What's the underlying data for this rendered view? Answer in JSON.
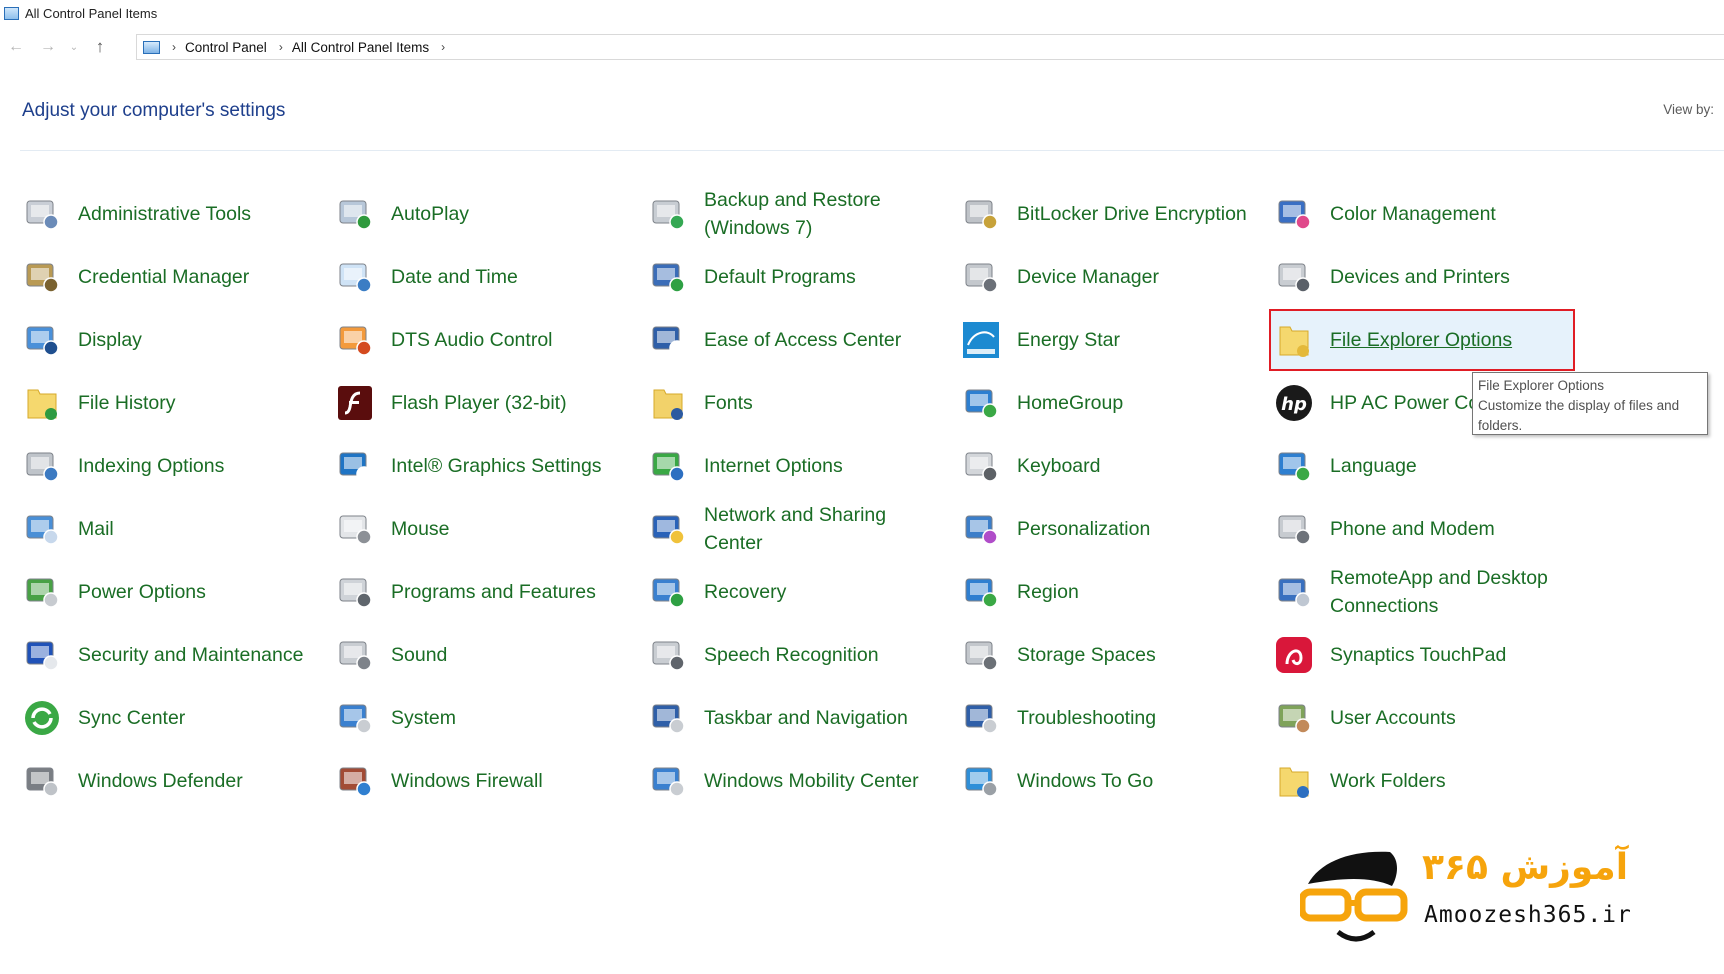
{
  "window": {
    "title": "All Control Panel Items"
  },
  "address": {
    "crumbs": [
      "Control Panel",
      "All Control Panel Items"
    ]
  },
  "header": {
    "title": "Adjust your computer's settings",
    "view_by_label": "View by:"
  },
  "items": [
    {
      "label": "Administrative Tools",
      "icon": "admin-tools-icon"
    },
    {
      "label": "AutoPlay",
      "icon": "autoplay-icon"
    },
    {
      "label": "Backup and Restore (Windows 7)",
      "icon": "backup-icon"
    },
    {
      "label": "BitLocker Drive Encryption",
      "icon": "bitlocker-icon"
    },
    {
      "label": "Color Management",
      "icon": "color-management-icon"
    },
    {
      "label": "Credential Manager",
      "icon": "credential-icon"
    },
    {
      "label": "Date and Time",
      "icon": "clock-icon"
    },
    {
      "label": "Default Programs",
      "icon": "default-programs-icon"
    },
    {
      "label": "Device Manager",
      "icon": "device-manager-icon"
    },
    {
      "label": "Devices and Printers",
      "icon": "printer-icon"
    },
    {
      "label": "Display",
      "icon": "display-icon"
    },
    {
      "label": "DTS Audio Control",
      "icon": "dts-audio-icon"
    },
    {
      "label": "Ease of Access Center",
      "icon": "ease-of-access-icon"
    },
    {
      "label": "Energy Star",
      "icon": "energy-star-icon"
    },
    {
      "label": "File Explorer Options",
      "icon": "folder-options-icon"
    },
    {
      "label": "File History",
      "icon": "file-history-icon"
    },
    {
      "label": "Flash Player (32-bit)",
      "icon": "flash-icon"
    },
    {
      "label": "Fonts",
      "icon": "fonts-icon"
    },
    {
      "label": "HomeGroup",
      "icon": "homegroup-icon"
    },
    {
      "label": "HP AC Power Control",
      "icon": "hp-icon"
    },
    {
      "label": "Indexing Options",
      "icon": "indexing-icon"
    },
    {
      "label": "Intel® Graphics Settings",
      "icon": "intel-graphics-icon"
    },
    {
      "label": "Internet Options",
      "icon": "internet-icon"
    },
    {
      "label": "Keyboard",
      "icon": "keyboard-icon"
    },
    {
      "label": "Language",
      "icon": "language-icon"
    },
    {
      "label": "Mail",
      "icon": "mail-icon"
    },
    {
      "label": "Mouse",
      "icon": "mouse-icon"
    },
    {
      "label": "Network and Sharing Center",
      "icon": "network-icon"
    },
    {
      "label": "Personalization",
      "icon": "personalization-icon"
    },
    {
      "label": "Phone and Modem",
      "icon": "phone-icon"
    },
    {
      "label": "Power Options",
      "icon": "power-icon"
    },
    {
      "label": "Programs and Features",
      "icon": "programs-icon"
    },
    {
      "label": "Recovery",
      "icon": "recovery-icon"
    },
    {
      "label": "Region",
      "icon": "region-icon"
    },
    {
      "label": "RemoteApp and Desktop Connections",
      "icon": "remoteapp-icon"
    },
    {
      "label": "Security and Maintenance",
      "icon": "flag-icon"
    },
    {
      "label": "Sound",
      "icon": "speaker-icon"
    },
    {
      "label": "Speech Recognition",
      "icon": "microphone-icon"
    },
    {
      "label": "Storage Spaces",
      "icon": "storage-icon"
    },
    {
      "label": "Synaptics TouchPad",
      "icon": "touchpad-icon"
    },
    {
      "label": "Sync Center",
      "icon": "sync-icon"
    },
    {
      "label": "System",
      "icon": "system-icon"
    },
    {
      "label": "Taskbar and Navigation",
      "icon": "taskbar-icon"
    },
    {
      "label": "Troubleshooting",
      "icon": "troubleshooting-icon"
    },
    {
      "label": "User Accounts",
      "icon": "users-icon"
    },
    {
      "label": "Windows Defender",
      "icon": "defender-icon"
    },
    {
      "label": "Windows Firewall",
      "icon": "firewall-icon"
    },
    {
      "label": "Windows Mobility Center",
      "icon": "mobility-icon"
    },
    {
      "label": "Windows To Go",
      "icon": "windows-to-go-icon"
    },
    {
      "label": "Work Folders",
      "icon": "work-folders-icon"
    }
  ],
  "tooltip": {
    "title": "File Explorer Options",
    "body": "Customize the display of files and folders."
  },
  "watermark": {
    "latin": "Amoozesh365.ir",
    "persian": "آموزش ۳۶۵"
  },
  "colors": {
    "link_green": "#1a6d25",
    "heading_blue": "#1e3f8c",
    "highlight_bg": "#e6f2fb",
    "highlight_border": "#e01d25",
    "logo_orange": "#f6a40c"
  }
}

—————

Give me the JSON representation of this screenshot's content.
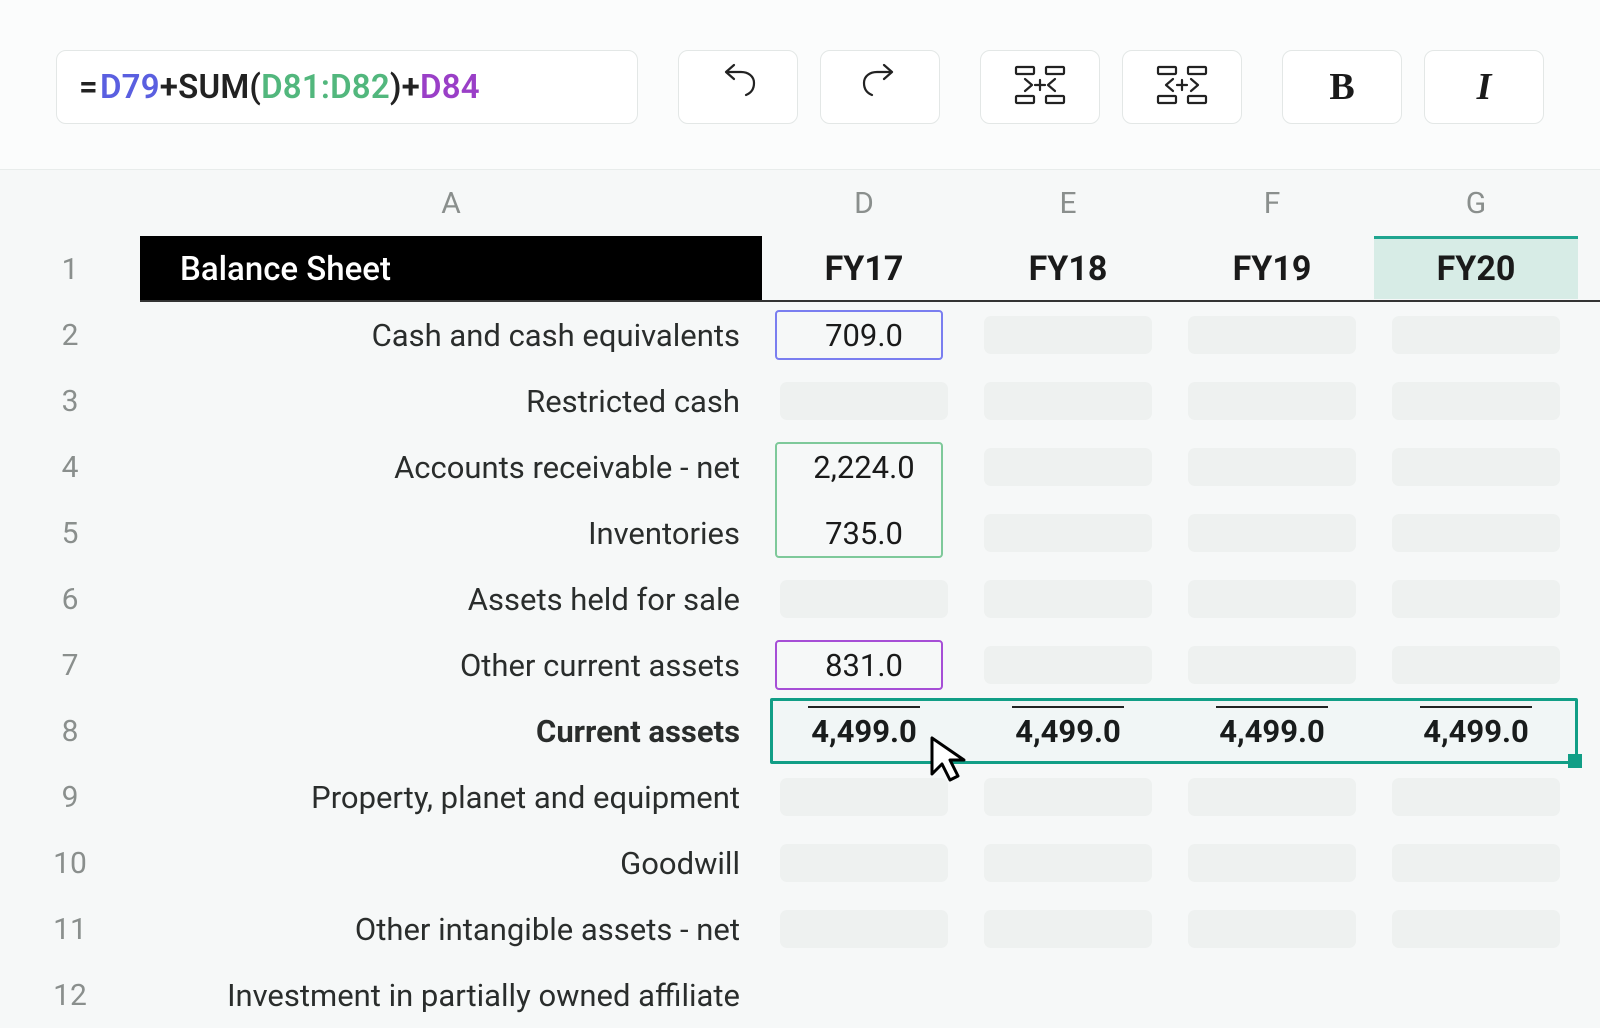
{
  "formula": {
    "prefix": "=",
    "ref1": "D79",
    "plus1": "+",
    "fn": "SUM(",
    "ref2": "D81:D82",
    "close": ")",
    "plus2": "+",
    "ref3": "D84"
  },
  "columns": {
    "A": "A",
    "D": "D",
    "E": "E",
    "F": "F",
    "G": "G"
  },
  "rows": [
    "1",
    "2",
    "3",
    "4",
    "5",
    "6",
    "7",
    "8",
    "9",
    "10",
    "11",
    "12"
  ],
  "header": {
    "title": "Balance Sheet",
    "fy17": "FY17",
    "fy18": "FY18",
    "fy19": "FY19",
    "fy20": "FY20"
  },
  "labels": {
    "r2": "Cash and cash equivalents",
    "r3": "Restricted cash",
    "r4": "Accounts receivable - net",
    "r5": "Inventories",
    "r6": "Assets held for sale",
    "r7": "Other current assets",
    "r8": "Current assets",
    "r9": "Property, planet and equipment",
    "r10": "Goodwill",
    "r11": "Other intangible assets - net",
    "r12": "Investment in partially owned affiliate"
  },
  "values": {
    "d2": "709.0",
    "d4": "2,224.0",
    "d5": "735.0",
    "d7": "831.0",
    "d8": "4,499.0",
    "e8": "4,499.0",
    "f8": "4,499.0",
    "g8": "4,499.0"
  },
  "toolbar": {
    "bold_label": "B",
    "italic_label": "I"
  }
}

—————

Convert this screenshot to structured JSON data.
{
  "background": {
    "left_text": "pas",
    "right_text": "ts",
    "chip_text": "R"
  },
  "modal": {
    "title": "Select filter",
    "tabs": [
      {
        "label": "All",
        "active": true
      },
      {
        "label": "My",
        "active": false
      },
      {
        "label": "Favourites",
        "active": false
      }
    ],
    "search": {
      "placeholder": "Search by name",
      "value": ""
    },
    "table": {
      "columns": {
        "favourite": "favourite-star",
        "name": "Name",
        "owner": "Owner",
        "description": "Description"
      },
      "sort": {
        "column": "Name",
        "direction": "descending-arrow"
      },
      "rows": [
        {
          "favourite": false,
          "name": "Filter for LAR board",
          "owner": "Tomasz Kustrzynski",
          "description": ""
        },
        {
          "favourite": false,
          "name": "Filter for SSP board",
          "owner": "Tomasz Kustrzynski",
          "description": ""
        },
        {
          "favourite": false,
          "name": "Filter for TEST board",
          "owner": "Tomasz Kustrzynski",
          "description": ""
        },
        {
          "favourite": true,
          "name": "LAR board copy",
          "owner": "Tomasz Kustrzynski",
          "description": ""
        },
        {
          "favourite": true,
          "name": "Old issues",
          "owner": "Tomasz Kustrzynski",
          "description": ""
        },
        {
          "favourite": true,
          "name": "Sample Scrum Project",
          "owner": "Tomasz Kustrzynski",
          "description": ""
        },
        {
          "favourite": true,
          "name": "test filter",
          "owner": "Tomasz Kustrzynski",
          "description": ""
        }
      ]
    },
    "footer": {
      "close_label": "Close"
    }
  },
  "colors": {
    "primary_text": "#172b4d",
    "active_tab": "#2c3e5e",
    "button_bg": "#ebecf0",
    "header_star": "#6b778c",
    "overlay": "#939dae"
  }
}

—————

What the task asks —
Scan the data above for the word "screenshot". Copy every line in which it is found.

Reply to the task —
Give me the JSON representation of this screenshot's content.
Convert this screenshot to structured JSON data.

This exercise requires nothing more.